▶ [What to produce]
What lines of the data below hold the string "label"? Copy each one.

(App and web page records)

══════════

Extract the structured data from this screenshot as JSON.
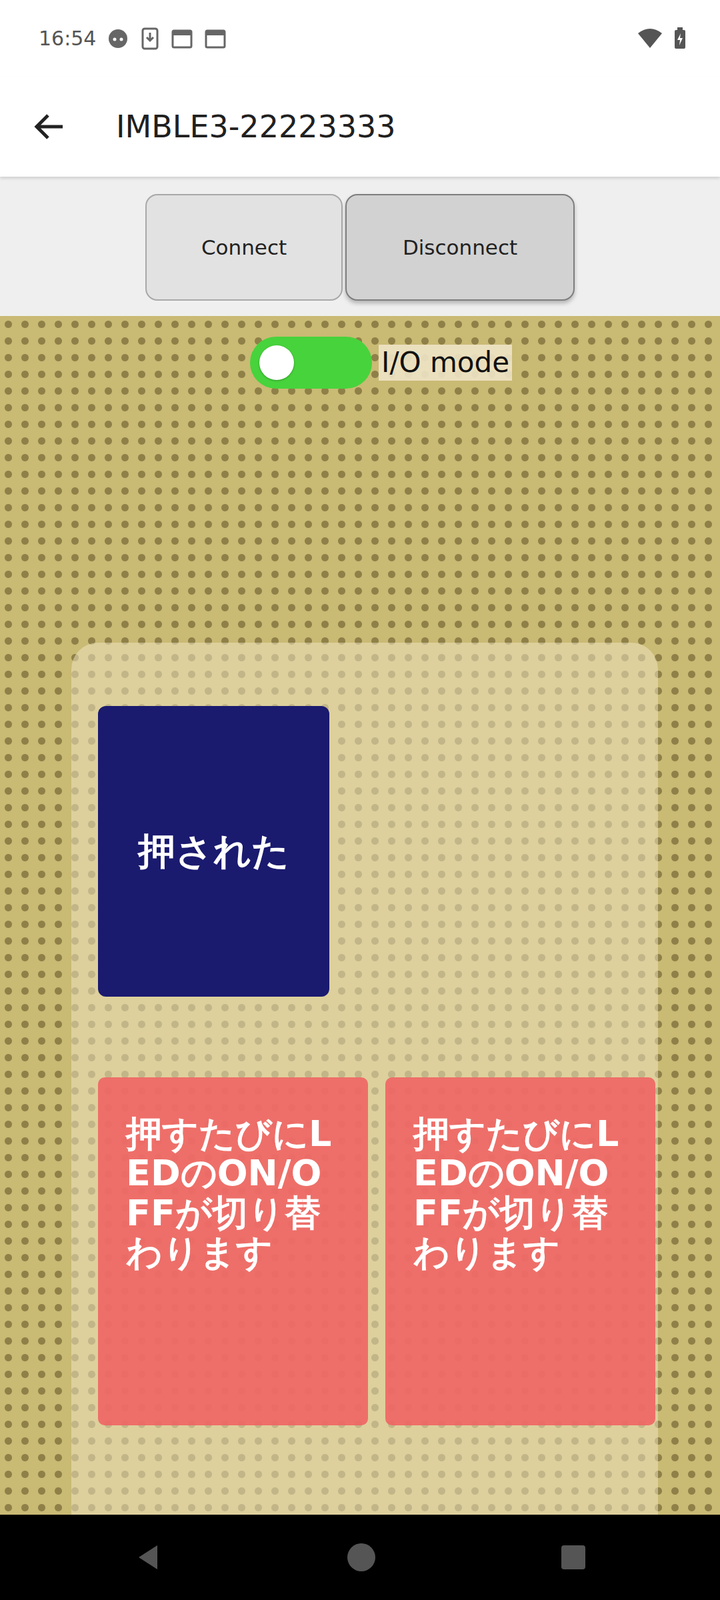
{
  "status_bar": {
    "time": "16:54"
  },
  "app_bar": {
    "title": "IMBLE3-22223333"
  },
  "buttons": [
    {
      "label": "Connect",
      "selected": false
    },
    {
      "label": "Disconnect",
      "selected": true
    }
  ],
  "io_mode": {
    "label": "I/O mode",
    "on": true
  },
  "push_button": {
    "label": "押された",
    "pressed": true
  },
  "leds": [
    {
      "label": "押すたびにLEDのON/OFFが切り替わります"
    },
    {
      "label": "押すたびにLEDのON/OFFが切り替わります"
    }
  ]
}
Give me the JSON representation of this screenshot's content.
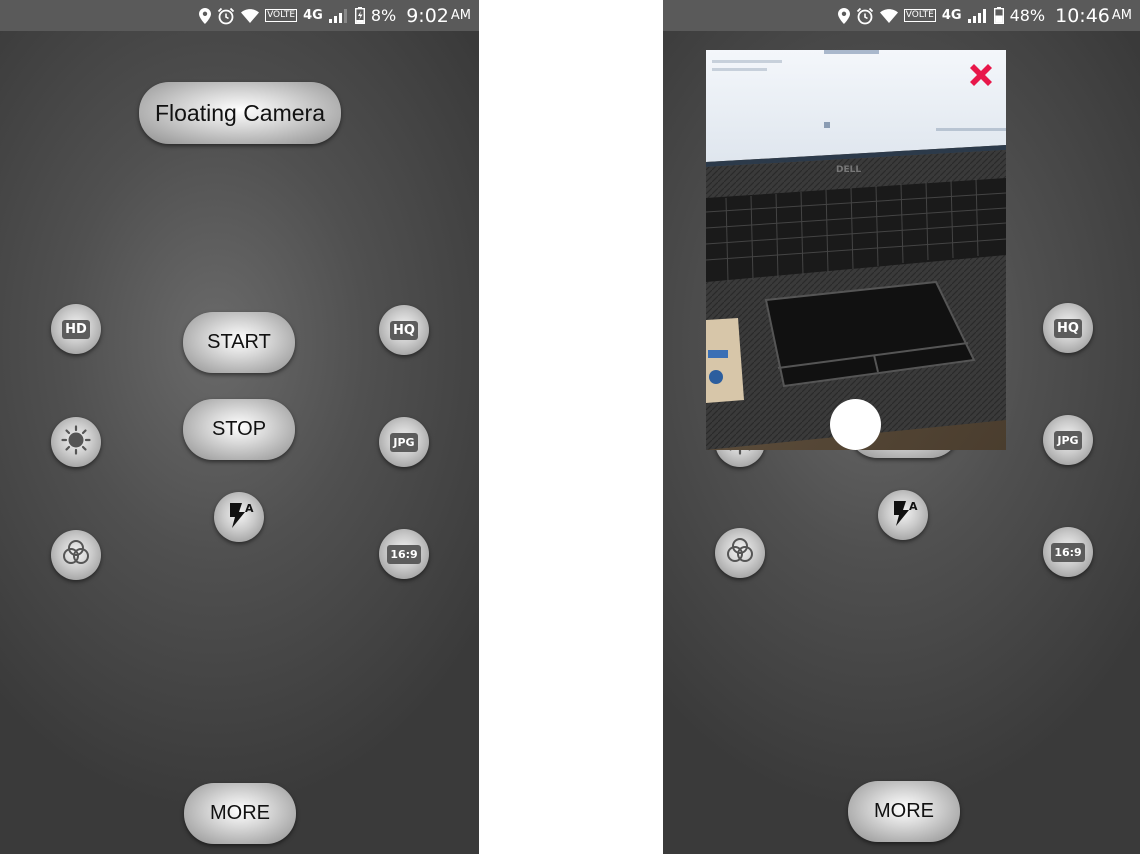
{
  "left_screen": {
    "status": {
      "battery": "8%",
      "time": "9:02",
      "ampm": "AM",
      "volte": "VOLTE",
      "network": "4G"
    },
    "title": "Floating Camera",
    "buttons": {
      "start": "START",
      "stop": "STOP",
      "more": "MORE"
    },
    "left_icons": {
      "hd": "HD"
    },
    "right_icons": {
      "hq": "HQ",
      "jpg": "JPG",
      "ratio": "16:9"
    }
  },
  "right_screen": {
    "status": {
      "battery": "48%",
      "time": "10:46",
      "ampm": "AM",
      "volte": "VOLTE",
      "network": "4G"
    },
    "buttons": {
      "more": "MORE"
    },
    "right_icons": {
      "hq": "HQ",
      "jpg": "JPG",
      "ratio": "16:9"
    },
    "preview": {
      "laptop_brand": "DELL"
    }
  },
  "colors": {
    "close": "#e8174a",
    "tag_bg": "#5c5c5c"
  }
}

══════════

▶ [Task solution]
      "label": "Connect",
      "label": "Disconnect",
    "label": "I/O mode",
    "label": "押された",
      "label": "押すたびにLEDのON/OFFが切り替わります"
      "label": "押すたびにLEDのON/OFFが切り替わります"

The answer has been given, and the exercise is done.